Copy all lines holding the word "message" from the entries.

Stored entries:

____

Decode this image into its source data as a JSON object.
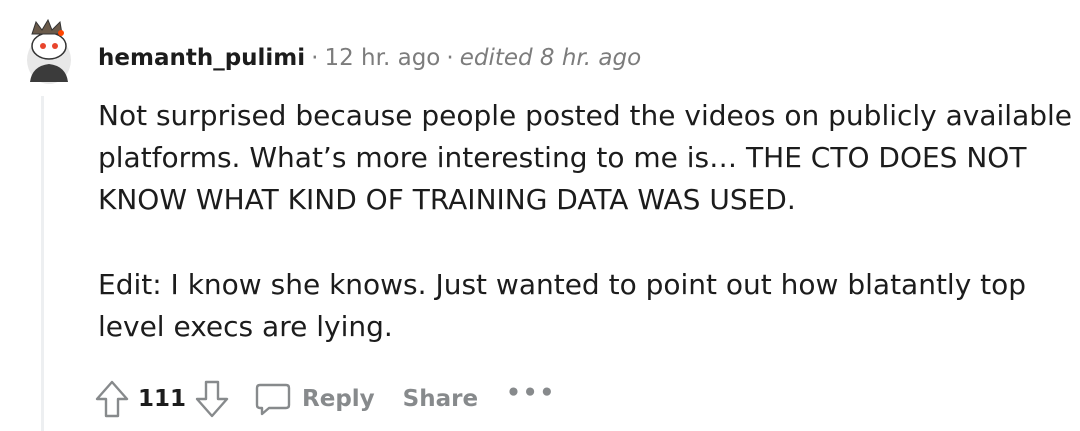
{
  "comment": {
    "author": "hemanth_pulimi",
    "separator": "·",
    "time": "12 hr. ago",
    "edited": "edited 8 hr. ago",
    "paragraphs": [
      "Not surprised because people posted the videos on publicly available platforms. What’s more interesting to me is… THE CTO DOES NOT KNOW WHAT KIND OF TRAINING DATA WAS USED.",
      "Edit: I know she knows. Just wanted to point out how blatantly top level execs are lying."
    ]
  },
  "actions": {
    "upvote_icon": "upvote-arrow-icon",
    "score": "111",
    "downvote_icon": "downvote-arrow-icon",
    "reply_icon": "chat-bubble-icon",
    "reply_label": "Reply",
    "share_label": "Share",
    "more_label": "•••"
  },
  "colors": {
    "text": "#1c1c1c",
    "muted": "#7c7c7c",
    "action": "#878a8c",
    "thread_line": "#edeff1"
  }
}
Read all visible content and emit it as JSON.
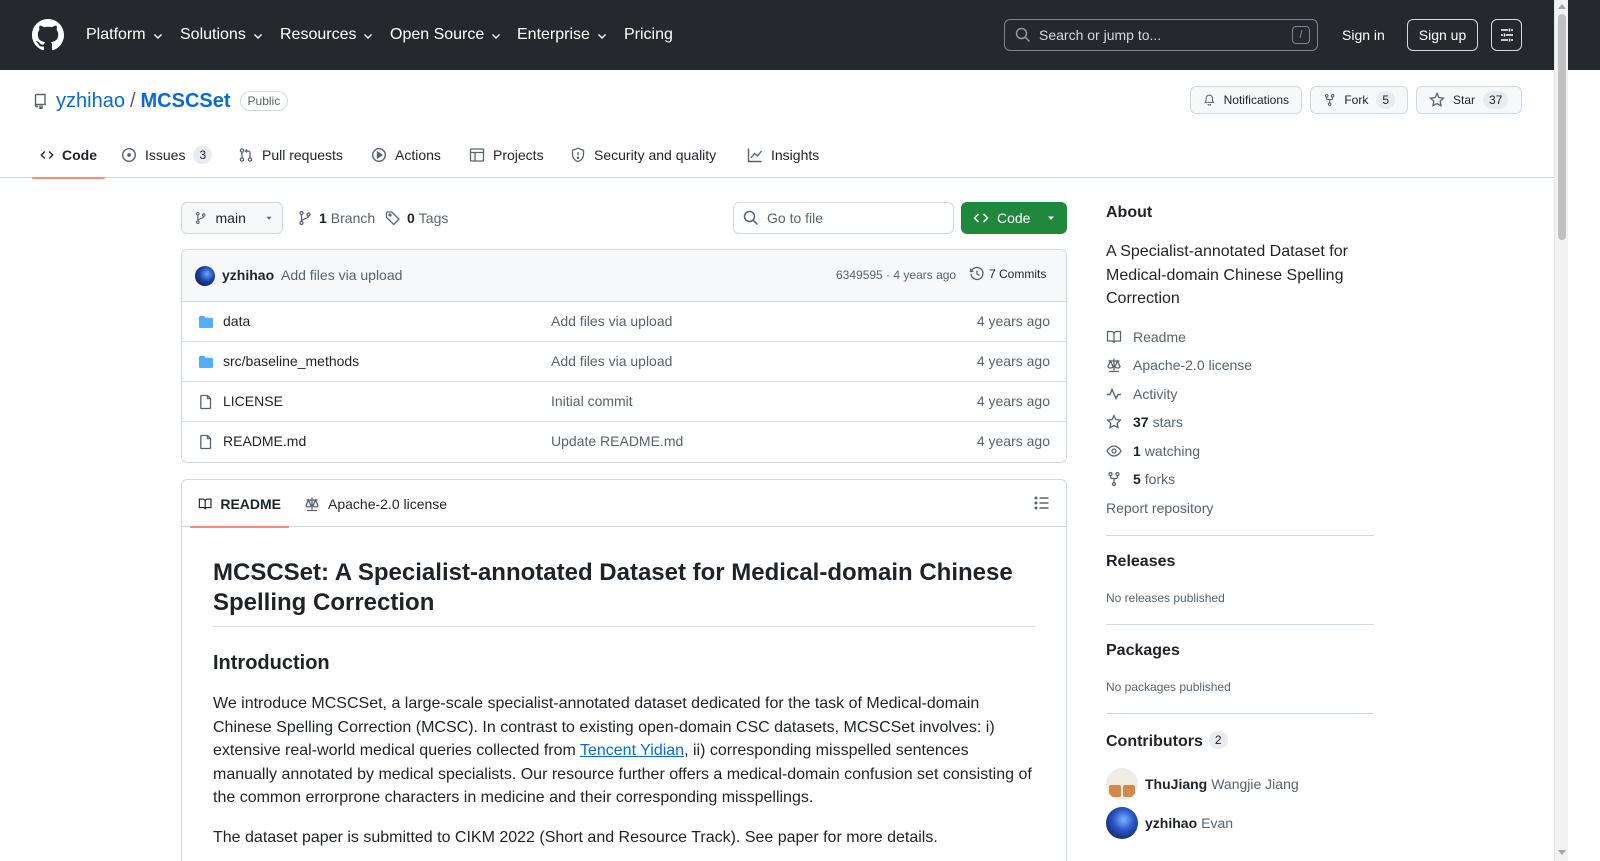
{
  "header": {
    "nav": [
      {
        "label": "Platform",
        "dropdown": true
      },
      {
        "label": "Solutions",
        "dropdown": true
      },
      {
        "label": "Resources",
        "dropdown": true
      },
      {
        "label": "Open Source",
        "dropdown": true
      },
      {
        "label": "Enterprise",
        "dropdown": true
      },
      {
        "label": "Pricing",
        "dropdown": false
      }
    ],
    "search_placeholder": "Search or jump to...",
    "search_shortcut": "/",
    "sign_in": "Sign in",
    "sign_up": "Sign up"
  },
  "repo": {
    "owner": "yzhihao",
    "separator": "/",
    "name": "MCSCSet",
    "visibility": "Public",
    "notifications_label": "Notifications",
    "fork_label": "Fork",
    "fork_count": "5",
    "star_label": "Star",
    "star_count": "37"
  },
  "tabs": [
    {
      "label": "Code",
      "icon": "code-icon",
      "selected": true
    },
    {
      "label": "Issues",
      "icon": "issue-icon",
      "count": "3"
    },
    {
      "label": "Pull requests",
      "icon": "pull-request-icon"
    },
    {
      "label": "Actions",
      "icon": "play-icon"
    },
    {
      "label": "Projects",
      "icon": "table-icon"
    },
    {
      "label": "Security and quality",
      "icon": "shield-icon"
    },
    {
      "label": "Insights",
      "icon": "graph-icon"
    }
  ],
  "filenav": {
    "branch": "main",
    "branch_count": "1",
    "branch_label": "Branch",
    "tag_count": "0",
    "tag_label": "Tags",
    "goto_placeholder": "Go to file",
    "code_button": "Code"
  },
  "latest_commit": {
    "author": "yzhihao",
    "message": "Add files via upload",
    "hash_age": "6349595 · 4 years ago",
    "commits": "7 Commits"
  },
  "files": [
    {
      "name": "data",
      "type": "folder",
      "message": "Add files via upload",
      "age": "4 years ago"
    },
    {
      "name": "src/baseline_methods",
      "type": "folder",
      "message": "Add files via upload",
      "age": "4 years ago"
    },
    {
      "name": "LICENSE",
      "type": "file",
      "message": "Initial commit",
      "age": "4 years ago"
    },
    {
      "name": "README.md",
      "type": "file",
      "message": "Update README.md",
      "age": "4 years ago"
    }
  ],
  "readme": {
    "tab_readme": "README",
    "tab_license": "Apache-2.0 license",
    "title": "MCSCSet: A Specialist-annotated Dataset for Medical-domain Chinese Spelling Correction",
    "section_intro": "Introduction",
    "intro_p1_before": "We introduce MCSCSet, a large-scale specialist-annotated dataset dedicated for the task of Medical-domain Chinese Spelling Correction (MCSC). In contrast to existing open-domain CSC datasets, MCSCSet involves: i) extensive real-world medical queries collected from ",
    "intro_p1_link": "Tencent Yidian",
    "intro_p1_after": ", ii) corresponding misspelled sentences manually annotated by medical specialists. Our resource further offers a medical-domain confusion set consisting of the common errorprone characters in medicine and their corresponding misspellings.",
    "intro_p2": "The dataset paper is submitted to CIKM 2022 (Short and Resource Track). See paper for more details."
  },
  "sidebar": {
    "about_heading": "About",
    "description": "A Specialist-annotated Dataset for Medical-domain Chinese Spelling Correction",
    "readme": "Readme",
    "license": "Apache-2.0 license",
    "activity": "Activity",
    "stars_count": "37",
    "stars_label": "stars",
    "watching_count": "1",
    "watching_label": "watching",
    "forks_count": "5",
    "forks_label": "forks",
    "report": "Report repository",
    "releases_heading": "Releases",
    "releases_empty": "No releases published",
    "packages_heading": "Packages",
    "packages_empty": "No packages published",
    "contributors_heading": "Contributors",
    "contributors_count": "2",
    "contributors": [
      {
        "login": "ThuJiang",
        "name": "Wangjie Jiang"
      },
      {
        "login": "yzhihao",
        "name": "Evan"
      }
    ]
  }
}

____

## EXERCISE RESPONSE
    "message": "Add files via upload",
      "message": "Add files via upload",
      "message": "Add files via upload",
      "message": "Initial commit",
      "message": "Update README.md",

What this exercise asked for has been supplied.